First, let’s talk about the numbers. Fraser-Pryce has been sterling this season. The multiple world champion had won all of her races before the matchup with Jackson. All of them were run inside 10.70s. As a matter of fact, the diminutive sprinter had run more sub-10.7s this season alone than 90% of sprinters in history. Her season best was 10.62s from Monaco. She seemed untouchable.
But at 35, there are so many races and optimum performance she can churn out every single week. Eventually, the body burns out, and it’s susceptible to injuries. A week before the race in Belgium, Fraser-Pryce was in pristine condition. Another match-up against Elaine Thompson-Herah and Shericka Jackson beckoned. One hour before the race, there was news that she had a slight hamstring problem and opted to play it safe by not running.
It was the right decision then, but was it the right decision to lace her cleats in a matchup against the world’s best sprinters in Belgium? Second might seem a good place for the average sprinter to finish a race talk more of a 10.74s clocking. Not Fraser-Pryce. She has transcended the realm of sprinting, and performance lower than the standards she has set will be seen as an anomaly.
Professional athletics place the burden on the individual athlete to make crucial decisions, and it will only come with more choices, especially if you are multiple world champions and you are closer to your late 30s. Fraser-Pryce is in that spectrum and needs to delicately make her decisions with the world championships and Olympics coming up in 2023 and 2024.
In an age when women are still pressured to choose between career and motherhood, between strength and beauty, between sport or fashion, success or popularity, one box or another, Fraser-Pryce seems to tick all the boxes. But there comes a time when you have to manage your body. Unlike her younger counterparts, injuries will take time to heal, and she will have a slower recovery time for her body and, more importantly, a greater list of competitors coming for her crown.
Sprinting events entail lots more from the body, unlike distance running, where athletes retire from the track and transition into road racing to make more money. It’s like football. attackers rely so much on their running and rarely play into their forties, unlike goalkeepers who do less running. There is a greater chance of Eliud Kipchoge, who is two years younger than Fraser-Pryce, winning Gold in the marathon at the Paris Olympics in 2024 than the Jamaican.
Fraser Pryce would be approaching 38 by the time Paris ends. What legacy would she want to leave by then? For Sportswomen, knowing when to call it quits is a very dicey situation. Many global stars have come to learn that the hard way. Usain Bolt should have hung his spikes after he made history at the Rio Olympics. He wanted one last swansong in London. Well, it ended with him being wheeled away in front of a raucous crowd who had watched him entertain them for the best part of ten years.

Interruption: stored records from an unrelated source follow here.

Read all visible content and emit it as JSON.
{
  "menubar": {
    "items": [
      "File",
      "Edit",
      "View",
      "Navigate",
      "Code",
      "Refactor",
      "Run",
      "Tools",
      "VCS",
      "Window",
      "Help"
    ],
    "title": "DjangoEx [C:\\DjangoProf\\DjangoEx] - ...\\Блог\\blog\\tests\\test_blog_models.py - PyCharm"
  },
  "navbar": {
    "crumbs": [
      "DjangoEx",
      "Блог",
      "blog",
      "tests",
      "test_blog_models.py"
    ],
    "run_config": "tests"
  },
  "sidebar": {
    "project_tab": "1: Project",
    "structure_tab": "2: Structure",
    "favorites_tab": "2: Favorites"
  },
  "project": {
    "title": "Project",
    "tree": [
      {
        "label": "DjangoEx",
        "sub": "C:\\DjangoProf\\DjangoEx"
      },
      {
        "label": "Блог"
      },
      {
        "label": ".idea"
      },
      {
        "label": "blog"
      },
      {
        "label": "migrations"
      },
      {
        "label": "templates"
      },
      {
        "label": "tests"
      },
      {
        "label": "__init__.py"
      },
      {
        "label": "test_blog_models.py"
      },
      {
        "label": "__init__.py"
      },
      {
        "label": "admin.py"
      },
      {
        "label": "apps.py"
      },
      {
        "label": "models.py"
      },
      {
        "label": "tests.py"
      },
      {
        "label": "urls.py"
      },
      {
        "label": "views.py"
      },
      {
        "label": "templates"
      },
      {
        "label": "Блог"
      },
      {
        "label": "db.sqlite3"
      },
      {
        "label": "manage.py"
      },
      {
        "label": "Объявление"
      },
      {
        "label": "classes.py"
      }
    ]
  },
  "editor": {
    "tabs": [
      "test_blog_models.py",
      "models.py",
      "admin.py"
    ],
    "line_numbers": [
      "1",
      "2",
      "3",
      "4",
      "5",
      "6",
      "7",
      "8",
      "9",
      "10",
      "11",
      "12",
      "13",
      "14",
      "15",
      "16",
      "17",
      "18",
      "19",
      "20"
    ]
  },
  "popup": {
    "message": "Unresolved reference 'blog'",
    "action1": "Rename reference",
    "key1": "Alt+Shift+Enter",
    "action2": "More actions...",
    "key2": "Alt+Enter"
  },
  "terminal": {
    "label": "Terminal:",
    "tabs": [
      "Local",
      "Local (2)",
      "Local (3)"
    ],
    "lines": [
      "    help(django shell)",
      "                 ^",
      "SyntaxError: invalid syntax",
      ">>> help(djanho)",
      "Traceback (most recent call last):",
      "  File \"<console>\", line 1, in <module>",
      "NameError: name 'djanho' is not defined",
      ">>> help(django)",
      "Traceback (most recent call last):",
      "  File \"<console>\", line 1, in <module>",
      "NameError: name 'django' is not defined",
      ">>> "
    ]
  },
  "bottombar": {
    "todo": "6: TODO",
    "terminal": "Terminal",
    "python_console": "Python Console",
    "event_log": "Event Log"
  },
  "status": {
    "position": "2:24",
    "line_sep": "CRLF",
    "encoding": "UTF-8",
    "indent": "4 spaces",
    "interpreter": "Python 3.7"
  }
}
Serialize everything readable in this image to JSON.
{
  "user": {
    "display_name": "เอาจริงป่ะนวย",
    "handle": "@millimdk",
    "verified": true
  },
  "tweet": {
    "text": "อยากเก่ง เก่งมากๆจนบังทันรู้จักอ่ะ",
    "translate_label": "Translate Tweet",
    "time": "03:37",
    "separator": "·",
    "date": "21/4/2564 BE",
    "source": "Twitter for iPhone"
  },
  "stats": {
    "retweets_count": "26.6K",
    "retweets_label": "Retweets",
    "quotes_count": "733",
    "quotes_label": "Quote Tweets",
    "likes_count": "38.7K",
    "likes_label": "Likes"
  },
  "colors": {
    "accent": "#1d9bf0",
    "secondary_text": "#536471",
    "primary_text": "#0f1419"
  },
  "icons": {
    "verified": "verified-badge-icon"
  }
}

Financial commitments, too, can cloud the decisions of the Fraser-Pryce. Very little money is to be made in athletics compared to other sports. The likes of Tennis stars Emma Raducanu and Naomi Osaka have lesser sporting achievements compared to the Jamaican, but their endorsements dwarf what the Jamaican earn. So, rationally, she is tempted to milk every bit of money that she can make off meets.
If there is anything that should be taken from Fraser-Pryce’s first loss this year, it is just how difficult this sport is. In so many ways, staying at the top makes life more challenging for athletes. It thrusts them into a completely unfamiliar situation, forcing them to adjust to and find a new way to perform in case of external circumstances like injuries set in.